In the news
NPR plans to cancel its weekday morning program "The Bryant Park Project," an online-based radio show with a focus on a younger-aged audience. The program was different from traditional radio, because listeners primarily tuned in through the Web, although a few NPR-affiliates carried it on the dial, too. NPR sources told The New York Times that the show was successful in drawing a strong web audience; however, it had to be cancelled due to financial reasons. Its last airdate is scheduled for July 25.
Why does it matter?
Richard Strauss, president of Strauss Radio Strategies, says an established brand that moves online will grow leaps and bounds compared to a startup with no previous listener base. But equally important in avoiding failure, he notes, is creating a strong buzz for the program across multiple platforms.
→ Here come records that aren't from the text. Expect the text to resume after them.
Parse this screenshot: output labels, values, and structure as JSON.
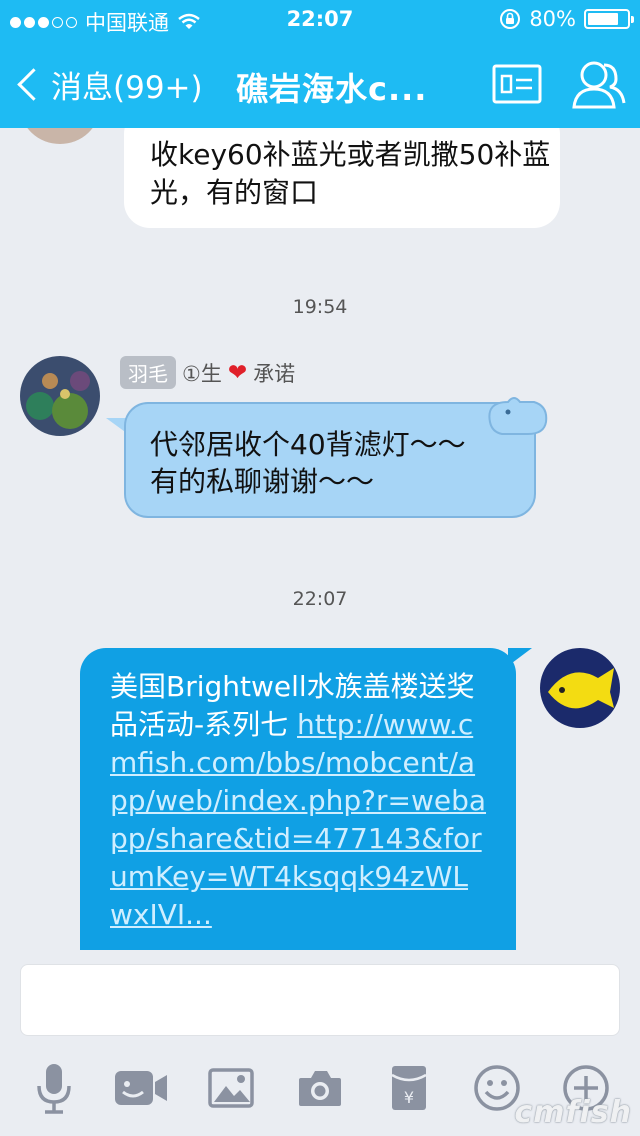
{
  "status_bar": {
    "carrier": "中国联通",
    "time": "22:07",
    "battery_percent": "80%",
    "battery_level": 0.8
  },
  "nav": {
    "back_label": "消息(99+)",
    "title": "礁岩海水c..."
  },
  "messages": [
    {
      "type": "text",
      "side": "left",
      "text": "收key60补蓝光或者凯撒50补蓝光，有的窗口"
    },
    {
      "type": "time",
      "text": "19:54"
    },
    {
      "type": "text",
      "side": "left",
      "sender_tag": "羽毛",
      "sender_name": "①生",
      "sender_suffix": "承诺",
      "text_line1": "代邻居收个40背滤灯～～",
      "text_line2": "有的私聊谢谢～～"
    },
    {
      "type": "time",
      "text": "22:07"
    },
    {
      "type": "text",
      "side": "right",
      "text": "美国Brightwell水族盖楼送奖品活动-系列七",
      "link": "http://www.cmfish.com/bbs/mobcent/app/web/index.php?r=webapp/share&tid=477143&forumKey=WT4ksqqk94zWLwxIVI..."
    }
  ],
  "input": {
    "placeholder": ""
  },
  "toolbar": [
    "microphone-icon",
    "video-icon",
    "image-icon",
    "camera-icon",
    "red-packet-icon",
    "emoji-icon",
    "plus-icon"
  ],
  "watermark": "cmfish",
  "colors": {
    "accent": "#1ebbf3",
    "mine_bubble": "#10a0e4",
    "peer_bubble": "#a7d5f6"
  }
}
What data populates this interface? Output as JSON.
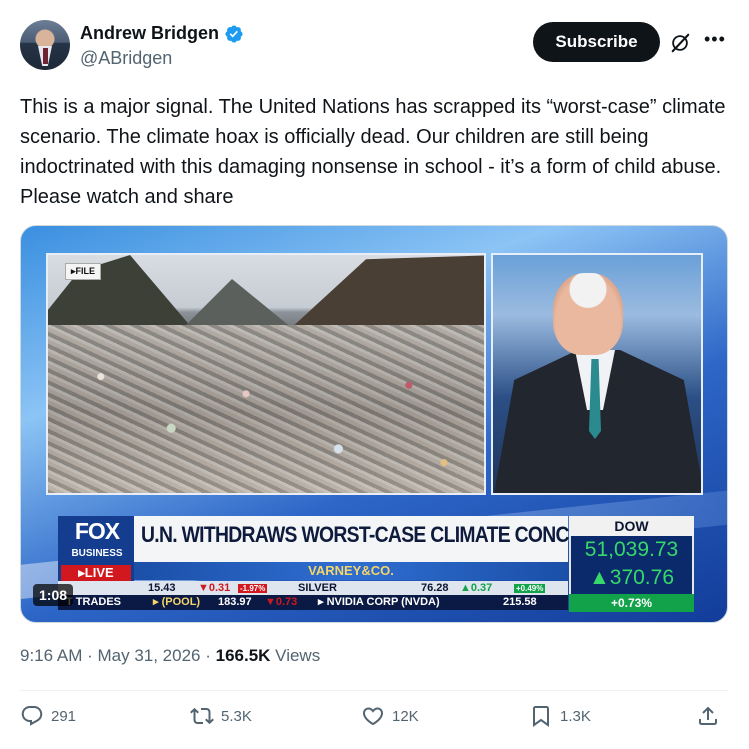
{
  "author": {
    "display_name": "Andrew Bridgen",
    "handle": "@ABridgen",
    "verified": true,
    "verified_color": "#1d9bf0"
  },
  "header_actions": {
    "subscribe_label": "Subscribe",
    "grok_icon": "grok-icon",
    "more_icon": "more-icon"
  },
  "tweet": {
    "text": "This is a major signal.  The United Nations has scrapped its “worst-case” climate scenario. The climate hoax is officially dead.  Our children are still being indoctrinated with this damaging nonsense in school - it’s a form of child abuse.  Please watch and share"
  },
  "video": {
    "duration": "1:08",
    "file_tag": "▸FILE",
    "logo": "FOX",
    "logo_sub": "BUSINESS",
    "live": "▸LIVE",
    "headline": "U.N. WITHDRAWS WORST-CASE CLIMATE CONCLUSION",
    "show_name": "VARNEY&CO.",
    "ticker_top": {
      "a": "15.43",
      "b": "▼0.31",
      "c": "-1.97%",
      "d": "SILVER",
      "e": "76.28",
      "f": "▲0.37",
      "g": "+0.49%"
    },
    "ticker_bottom": {
      "a": "T TRADES",
      "b": "▸ (POOL)",
      "c": "183.97",
      "d": "▼0.73",
      "e": "▸ NVIDIA CORP (NVDA)",
      "f": "215.58"
    },
    "dow": {
      "label": "DOW",
      "value": "51,039.73",
      "change": "▲370.76",
      "pct": "+0.73%"
    }
  },
  "meta": {
    "time": "9:16 AM",
    "separator1": " · ",
    "date": "May 31, 2026",
    "separator2": " · ",
    "views_count": "166.5K",
    "views_label": " Views"
  },
  "actions": {
    "replies": "291",
    "reposts": "5.3K",
    "likes": "12K",
    "bookmarks": "1.3K"
  }
}
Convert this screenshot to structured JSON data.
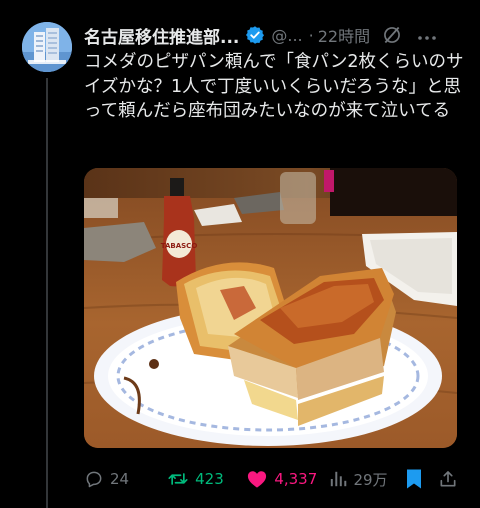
{
  "author": {
    "name": "名古屋移住推進部...",
    "handle": "@...",
    "separator": "·",
    "time": "22時間"
  },
  "tweet": {
    "text": "コメダのピザパン頼んで「食パン2枚くらいのサイズかな？1人で丁度いいくらいだろうな」と思って頼んだら座布団みたいなのが来て泣いてる"
  },
  "media": {
    "bottle_label": "TABASCO"
  },
  "actions": {
    "replies": "24",
    "retweets": "423",
    "likes": "4,337",
    "views": "29万"
  },
  "colors": {
    "background": "#000000",
    "text": "#e7e9ea",
    "muted": "#71767b",
    "verified": "#1d9bf0",
    "retweet": "#00ba7c",
    "like": "#f91880",
    "bookmark": "#1d9bf0"
  }
}
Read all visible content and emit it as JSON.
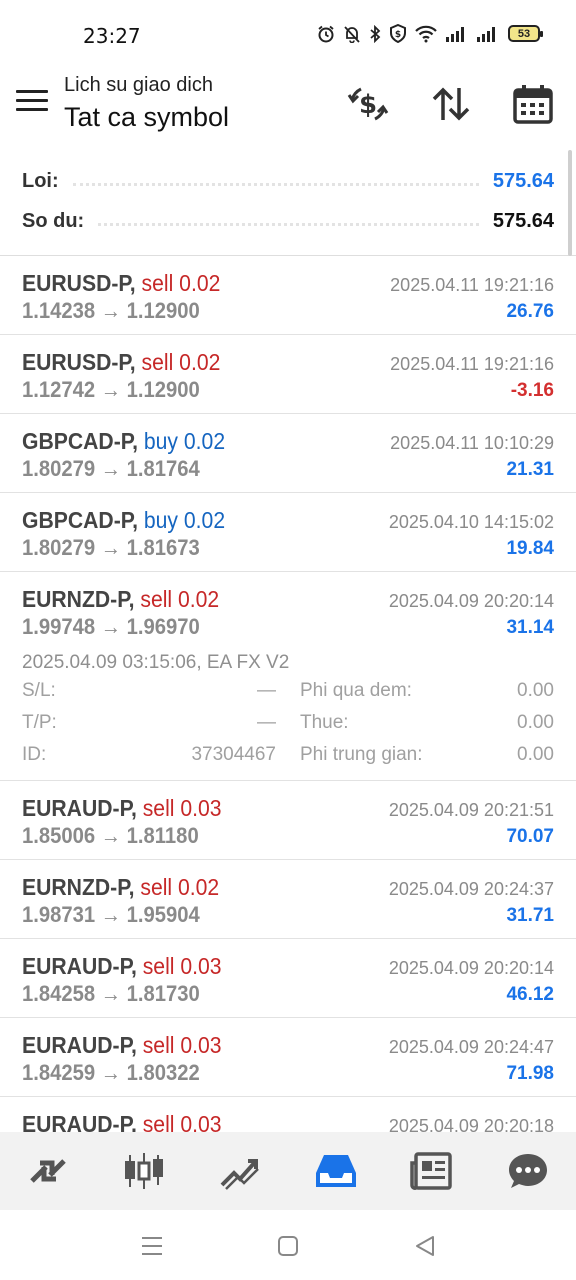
{
  "status_bar": {
    "time": "23:27",
    "battery": "53",
    "icons": [
      "alarm-icon",
      "mute-icon",
      "bluetooth-icon",
      "shield-icon",
      "wifi-icon",
      "signal-icon",
      "signal-icon",
      "battery-icon"
    ]
  },
  "header": {
    "subtitle": "Lich su giao dich",
    "title": "Tat ca symbol",
    "icons": [
      "currency-exchange-icon",
      "sort-icon",
      "calendar-icon"
    ]
  },
  "summary": {
    "profit_label": "Loi:",
    "profit_value": "575.64",
    "balance_label": "So du:",
    "balance_value": "575.64"
  },
  "colors": {
    "sell": "#c62828",
    "buy": "#1565c0",
    "profit_positive": "#1a73e8",
    "profit_negative": "#d32f2f",
    "accent": "#1a73e8"
  },
  "trades": [
    {
      "symbol": "EURUSD-P,",
      "side": "sell",
      "volume": "0.02",
      "prices": "1.14238 → 1.12900",
      "time": "2025.04.11 19:21:16",
      "profit": "26.76"
    },
    {
      "symbol": "EURUSD-P,",
      "side": "sell",
      "volume": "0.02",
      "prices": "1.12742 → 1.12900",
      "time": "2025.04.11 19:21:16",
      "profit": "-3.16"
    },
    {
      "symbol": "GBPCAD-P,",
      "side": "buy",
      "volume": "0.02",
      "prices": "1.80279 → 1.81764",
      "time": "2025.04.11 10:10:29",
      "profit": "21.31"
    },
    {
      "symbol": "GBPCAD-P,",
      "side": "buy",
      "volume": "0.02",
      "prices": "1.80279 → 1.81673",
      "time": "2025.04.10 14:15:02",
      "profit": "19.84"
    },
    {
      "symbol": "EURNZD-P,",
      "side": "sell",
      "volume": "0.02",
      "prices": "1.99748 → 1.96970",
      "time": "2025.04.09 20:20:14",
      "profit": "31.14"
    },
    {
      "symbol": "EURAUD-P,",
      "side": "sell",
      "volume": "0.03",
      "prices": "1.85006 → 1.81180",
      "time": "2025.04.09 20:21:51",
      "profit": "70.07"
    },
    {
      "symbol": "EURNZD-P,",
      "side": "sell",
      "volume": "0.02",
      "prices": "1.98731 → 1.95904",
      "time": "2025.04.09 20:24:37",
      "profit": "31.71"
    },
    {
      "symbol": "EURAUD-P,",
      "side": "sell",
      "volume": "0.03",
      "prices": "1.84258 → 1.81730",
      "time": "2025.04.09 20:20:14",
      "profit": "46.12"
    },
    {
      "symbol": "EURAUD-P,",
      "side": "sell",
      "volume": "0.03",
      "prices": "1.84259 → 1.80322",
      "time": "2025.04.09 20:24:47",
      "profit": "71.98"
    },
    {
      "symbol": "EURAUD-P,",
      "side": "sell",
      "volume": "0.03",
      "prices": "",
      "time": "2025.04.09 20:20:18",
      "profit": ""
    }
  ],
  "expanded_detail": {
    "open_info": "2025.04.09 03:15:06, EA FX V2",
    "sl_label": "S/L:",
    "sl_value": "—",
    "tp_label": "T/P:",
    "tp_value": "—",
    "id_label": "ID:",
    "id_value": "37304467",
    "swap_label": "Phi qua dem:",
    "swap_value": "0.00",
    "tax_label": "Thue:",
    "tax_value": "0.00",
    "commission_label": "Phi trung gian:",
    "commission_value": "0.00"
  },
  "bottom_nav": [
    "quotes-icon",
    "chart-icon",
    "trade-icon",
    "history-icon",
    "news-icon",
    "messages-icon"
  ],
  "system_nav": [
    "recents-icon",
    "home-icon",
    "back-icon"
  ]
}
"They have to do proper publicity, proper PR, proper blogging," he says. "The industry has much more of a success rate and a chance for continued success if there's a cross-promotional element."
Lynn Harris Medcalf, EVP and founder of News Generation, explains that it is hard to develop listeners in the online space without first establishing the brand through an actual radio station.
"It's hard to make your mark online only, even when you've got somebody with a branded product like NPR," she says. "That space is just so massive, and it's so hard to hang your banner out there and say, 'Here we are.'"
Medcalf says stations can be successful if they use their branded identity to further themselves in the online space, such as if an established radio station makes podcasts available online.
1 Fans of the program created a Save BPP Facebook group after NPR announced the cancellation July 14. The group had more than 300 members at press time.
2 According to a digital radio study from Arbitron and Edison Media Research, about 33 million people in the US listen to online radio each week.
3 Arbitron/Edison research shows that although awareness of podcasting didn't change this past year, the number of people who have listened to one is up to 18%.
4 In addition, 77% of Americans over the age of 12 do not plan to decrease listening time for AM/FM radio, despite increasing technological advancements.
5 According to Arbitron statistics, the majority of people who tune into public radio each week are over the age of 35, with slightly more male listeners than female.